Couturier Rabih Kayrouz shares his favourite Parisian landmarks with Qulture's Katya Foreman. Illustration by Konstantin Kakanias.
When he moved to Paris four years ago, Lebanese couturier Rabih Kayrouz found a pretty impressive showcase for his creations, setting up his headquarters in a loftlike former Left Bank theater, Le Petit Théâtre de Babylone. Located on Boulevard Raspail in the city’s tony 7th Arrondissement, the historic site, which boasts high ceilings, multiple levels, and a vast wall of industrial windows looking out onto an intimate courtyard, hosted the 1953 world premiere of Samuel Beckett’s first professionally produced play, "Waiting for Godot."
Kayrouz, who has an on-site atelier and often presents his collections in the space, is known for his hospitality, regularly laying down his scissors to share Lebanese comfort food with guests, such as homemade hummus sprinkled with ruby-red pomegranate arils (the fruit is the house’s symbol), lentil soup and grilled fish with orange sauce. “At my place, the tabbouleh is a must,” he explains, sharing his favorite recipe: fresh parsley, tomato, mint, fresh onions, bulgur, lemon juice, olive oil, and a sprinkling of lemon zest. “Paris is my new home,” says Kayrouz, who likes to cross the Seine to explore Paris’s Right Bank. “The perspectives from the city’s many bridges are so beautiful.

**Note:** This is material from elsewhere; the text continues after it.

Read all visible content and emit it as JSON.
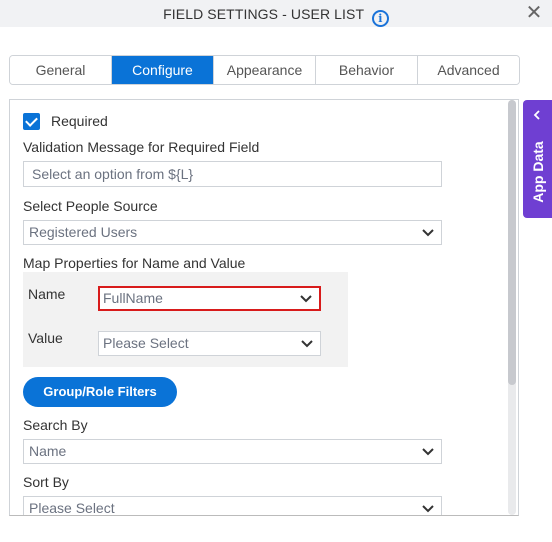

I love to go and get lost in the streets of Paris. And one of my favorite things is seeing the expressions on the faces of new visitors as they take in the sights. It’s very emotional.”

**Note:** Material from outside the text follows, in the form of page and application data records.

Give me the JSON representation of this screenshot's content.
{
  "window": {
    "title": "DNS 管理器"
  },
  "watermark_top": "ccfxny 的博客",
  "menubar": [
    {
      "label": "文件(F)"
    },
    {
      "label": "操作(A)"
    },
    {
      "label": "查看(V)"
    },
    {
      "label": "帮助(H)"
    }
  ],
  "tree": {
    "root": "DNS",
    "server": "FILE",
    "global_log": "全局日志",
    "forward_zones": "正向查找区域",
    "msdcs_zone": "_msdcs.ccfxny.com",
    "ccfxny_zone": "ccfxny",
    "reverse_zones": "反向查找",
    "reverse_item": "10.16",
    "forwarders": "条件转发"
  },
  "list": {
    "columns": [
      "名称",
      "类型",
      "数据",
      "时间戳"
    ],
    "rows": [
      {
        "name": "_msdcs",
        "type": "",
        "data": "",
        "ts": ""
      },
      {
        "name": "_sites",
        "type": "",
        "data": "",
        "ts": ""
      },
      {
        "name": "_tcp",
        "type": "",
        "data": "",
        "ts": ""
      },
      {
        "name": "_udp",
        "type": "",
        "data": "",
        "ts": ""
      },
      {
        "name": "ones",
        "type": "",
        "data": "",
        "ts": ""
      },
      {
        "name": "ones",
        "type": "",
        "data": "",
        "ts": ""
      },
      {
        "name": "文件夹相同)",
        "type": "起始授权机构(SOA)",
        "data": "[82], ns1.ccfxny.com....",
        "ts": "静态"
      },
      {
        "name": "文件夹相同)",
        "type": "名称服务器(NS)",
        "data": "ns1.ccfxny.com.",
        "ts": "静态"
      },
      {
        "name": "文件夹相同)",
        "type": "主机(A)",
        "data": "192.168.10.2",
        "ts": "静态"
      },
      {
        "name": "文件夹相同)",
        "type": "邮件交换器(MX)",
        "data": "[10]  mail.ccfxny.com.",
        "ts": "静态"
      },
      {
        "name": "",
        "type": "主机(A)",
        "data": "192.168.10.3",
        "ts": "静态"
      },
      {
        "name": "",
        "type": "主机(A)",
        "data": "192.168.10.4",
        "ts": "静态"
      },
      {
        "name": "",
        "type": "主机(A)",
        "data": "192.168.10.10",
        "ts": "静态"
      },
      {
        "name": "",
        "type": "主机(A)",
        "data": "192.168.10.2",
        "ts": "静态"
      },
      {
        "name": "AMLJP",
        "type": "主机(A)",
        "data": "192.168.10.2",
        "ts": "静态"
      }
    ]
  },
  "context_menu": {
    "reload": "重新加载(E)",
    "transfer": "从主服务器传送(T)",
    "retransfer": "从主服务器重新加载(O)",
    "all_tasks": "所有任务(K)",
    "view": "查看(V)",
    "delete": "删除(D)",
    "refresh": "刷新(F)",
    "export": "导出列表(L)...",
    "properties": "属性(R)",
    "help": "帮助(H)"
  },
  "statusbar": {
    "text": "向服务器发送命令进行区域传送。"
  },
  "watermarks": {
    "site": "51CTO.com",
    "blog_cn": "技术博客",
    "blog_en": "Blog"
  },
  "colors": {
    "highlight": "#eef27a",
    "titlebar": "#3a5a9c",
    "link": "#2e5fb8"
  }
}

Kayrouz shares some of his favorite addresses in the City of Light.
“My cantina. It’s close to where I live and work. Impeccable Italian food from Sardinia in a very homey atmosphere.”
“The perfect address for a late dinner. I love this place for its eclectic ambience and mix of people. The décor is really fun; it’s designed to resemble an apartment, and the furniture changes all the time. The crowd is really unusual. It’s a Parisian mix of young and old, classic and trendy. They do this delicious grilled ham that’s really crispy and different fish spreads. They also make the best île flottante in Paris.
“Great salmon blinis, perfect potato caviar and vodka, and — if you’re lucky — a gypsy Russian orchestra!”
Compagnie des Vins Surnaturels
“A very nice wine bar owned by the guys behind the Beef Club and the Experimental Cocktail Club, with an interesting wine list and small dishes, like fresh burrata.”
Pâtisserie des Rêves
“My absolute favorite pastry shop. They do an amazing Paris-Brest.”
“I’m a bit lazy and don’t tend to stray far from home. I like to go to Sentou and the Conran Shop and definitely La Grande Epicerie at Le Bon Marché for my food. I even find some Lebanese ingredients there. Then I like to go to L’Éclaireur on Rue Boissy d’Anglais to get my favorite candles from Fornasetti. Or Buccellati on Place Vendôme is good for when you have a case of the blues.”
“La Chambre Claire on Rue Saint-Sulpice has beautiful photography books. I love to go there to browse.”
“I often go to Marché Raspail, and the Marché d’Aligre is great.”
“The Musée Bourdelle is wonderful; it has such a beautiful atmosphere and amazing displays and sculptures. There is a lot of soul. You can still feel the energy of the founder.”
Maison Rabih Kayrouz is located at 38 Boulevard Raspail. For more information visit www.maisonrabihkayrouz.com or call +33 1 45 48 21 00.
Caviar Kaspia, one of Kayrouz’s favorite haunts; the interior of his boutique on Boulevard Raspail. Photo: Courtesy Rabih Kayrouz